INPUT FOR THIS TASK —
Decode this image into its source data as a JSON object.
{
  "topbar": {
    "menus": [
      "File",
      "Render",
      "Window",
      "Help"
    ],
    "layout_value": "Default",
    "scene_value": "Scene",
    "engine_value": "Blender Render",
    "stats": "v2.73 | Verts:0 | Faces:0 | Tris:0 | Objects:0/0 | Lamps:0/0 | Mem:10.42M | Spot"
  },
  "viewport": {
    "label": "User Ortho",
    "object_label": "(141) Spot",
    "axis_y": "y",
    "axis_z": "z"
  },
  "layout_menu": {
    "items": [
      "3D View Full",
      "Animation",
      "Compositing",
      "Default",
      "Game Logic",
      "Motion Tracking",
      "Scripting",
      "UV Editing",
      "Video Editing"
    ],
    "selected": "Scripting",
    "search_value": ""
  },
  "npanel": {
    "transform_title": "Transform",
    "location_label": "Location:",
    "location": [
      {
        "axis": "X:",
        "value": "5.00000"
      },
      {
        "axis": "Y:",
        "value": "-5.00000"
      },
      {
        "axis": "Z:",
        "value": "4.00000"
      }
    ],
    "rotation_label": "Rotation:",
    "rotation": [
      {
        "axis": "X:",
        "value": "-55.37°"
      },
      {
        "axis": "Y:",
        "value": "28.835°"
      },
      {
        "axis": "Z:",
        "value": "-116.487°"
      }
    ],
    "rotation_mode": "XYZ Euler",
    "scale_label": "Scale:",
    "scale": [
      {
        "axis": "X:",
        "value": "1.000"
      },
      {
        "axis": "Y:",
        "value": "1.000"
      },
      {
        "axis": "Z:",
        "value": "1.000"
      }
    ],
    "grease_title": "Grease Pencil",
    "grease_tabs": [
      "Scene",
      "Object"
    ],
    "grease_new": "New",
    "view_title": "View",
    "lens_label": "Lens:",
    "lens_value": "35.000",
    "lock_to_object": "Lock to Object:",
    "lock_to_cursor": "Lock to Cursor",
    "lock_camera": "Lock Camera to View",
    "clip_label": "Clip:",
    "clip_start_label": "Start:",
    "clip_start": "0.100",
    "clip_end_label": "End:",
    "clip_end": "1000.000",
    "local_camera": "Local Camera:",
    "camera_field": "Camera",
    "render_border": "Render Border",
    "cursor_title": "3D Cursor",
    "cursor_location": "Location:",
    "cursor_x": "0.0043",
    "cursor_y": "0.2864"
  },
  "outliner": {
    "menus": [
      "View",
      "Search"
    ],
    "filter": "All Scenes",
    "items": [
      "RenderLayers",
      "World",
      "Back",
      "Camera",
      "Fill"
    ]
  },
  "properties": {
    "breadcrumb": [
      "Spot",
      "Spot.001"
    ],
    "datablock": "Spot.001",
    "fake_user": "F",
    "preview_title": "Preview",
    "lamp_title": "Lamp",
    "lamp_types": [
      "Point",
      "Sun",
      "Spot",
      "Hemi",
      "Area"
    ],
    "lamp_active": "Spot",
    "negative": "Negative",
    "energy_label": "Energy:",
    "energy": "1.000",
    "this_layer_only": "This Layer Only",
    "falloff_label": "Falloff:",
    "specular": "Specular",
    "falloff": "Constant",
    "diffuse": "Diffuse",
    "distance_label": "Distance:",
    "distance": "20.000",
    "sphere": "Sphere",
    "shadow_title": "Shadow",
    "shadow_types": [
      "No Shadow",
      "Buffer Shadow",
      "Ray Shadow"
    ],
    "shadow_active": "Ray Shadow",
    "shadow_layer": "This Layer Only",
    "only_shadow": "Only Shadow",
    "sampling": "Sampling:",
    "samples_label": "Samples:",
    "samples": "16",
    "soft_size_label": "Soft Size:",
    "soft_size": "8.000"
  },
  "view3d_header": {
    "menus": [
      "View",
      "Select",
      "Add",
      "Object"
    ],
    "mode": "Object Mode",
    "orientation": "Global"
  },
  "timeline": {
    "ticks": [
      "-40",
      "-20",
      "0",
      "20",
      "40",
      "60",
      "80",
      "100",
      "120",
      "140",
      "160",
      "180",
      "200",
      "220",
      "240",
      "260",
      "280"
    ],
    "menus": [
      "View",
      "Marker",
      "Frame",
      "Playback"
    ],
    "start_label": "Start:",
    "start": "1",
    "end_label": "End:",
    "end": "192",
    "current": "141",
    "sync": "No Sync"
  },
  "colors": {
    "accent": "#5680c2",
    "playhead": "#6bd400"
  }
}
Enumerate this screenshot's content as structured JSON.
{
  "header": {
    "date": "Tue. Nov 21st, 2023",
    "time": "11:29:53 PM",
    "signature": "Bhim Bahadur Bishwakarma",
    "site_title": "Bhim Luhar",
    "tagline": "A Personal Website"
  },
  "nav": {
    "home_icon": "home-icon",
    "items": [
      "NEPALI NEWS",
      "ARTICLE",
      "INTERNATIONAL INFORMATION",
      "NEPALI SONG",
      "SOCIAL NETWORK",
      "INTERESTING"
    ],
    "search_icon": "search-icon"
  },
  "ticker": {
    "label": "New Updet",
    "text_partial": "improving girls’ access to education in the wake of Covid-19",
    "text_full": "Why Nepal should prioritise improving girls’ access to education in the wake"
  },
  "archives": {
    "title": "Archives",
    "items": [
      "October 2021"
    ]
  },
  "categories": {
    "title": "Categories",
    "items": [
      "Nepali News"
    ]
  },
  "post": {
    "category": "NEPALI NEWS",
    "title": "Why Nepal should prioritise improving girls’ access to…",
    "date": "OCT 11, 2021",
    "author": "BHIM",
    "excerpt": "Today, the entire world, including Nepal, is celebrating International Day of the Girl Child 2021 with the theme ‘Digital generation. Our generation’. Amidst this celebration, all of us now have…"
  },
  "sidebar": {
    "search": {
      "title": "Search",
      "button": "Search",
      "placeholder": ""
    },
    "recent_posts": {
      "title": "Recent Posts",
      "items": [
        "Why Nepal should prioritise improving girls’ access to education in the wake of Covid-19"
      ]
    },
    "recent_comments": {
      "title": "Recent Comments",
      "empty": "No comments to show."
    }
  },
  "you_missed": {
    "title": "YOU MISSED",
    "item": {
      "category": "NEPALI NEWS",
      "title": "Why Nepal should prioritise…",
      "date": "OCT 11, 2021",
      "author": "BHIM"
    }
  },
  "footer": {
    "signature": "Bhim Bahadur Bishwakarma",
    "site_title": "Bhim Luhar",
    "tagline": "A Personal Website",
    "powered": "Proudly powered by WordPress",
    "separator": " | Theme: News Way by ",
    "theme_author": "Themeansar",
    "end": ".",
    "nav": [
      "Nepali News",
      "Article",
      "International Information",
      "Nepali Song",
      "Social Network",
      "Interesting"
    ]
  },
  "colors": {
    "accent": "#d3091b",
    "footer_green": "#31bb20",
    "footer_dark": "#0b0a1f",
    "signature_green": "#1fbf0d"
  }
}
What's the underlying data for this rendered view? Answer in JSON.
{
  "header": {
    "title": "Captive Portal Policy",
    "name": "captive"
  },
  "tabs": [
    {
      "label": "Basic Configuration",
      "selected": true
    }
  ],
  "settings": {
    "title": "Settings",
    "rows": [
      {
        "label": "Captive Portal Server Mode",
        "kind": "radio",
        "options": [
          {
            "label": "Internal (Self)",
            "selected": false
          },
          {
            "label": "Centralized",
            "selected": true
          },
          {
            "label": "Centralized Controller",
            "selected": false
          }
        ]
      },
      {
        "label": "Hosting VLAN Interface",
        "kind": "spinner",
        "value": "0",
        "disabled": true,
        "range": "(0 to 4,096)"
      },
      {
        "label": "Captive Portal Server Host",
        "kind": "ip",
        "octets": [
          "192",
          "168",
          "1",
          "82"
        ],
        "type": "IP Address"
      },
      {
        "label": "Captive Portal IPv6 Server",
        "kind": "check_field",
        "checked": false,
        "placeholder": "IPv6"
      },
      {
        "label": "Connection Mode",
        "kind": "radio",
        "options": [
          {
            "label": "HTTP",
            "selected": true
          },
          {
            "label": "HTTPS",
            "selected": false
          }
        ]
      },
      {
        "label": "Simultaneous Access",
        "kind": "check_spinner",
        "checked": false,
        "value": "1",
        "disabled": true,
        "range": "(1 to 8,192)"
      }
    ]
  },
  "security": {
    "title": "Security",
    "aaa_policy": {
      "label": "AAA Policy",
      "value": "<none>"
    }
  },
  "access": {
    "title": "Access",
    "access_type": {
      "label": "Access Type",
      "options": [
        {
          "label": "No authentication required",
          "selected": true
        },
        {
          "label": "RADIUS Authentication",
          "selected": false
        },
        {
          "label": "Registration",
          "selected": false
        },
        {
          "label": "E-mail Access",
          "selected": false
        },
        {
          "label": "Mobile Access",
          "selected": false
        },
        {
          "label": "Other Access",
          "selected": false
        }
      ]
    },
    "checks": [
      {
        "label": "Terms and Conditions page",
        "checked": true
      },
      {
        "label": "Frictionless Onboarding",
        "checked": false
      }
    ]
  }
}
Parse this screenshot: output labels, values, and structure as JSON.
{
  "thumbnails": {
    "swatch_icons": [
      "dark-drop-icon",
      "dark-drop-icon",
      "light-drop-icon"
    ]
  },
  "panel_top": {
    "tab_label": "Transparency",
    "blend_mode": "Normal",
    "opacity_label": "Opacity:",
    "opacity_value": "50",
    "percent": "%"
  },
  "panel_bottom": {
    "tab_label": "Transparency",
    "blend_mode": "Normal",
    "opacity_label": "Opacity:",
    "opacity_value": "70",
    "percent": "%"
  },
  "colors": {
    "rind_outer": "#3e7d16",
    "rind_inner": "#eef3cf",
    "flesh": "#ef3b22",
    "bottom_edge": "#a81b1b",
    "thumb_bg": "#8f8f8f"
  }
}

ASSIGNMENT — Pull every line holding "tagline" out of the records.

EXERCISE ANSWER —
    "tagline": "A Personal Website"
    "tagline": "A Personal Website",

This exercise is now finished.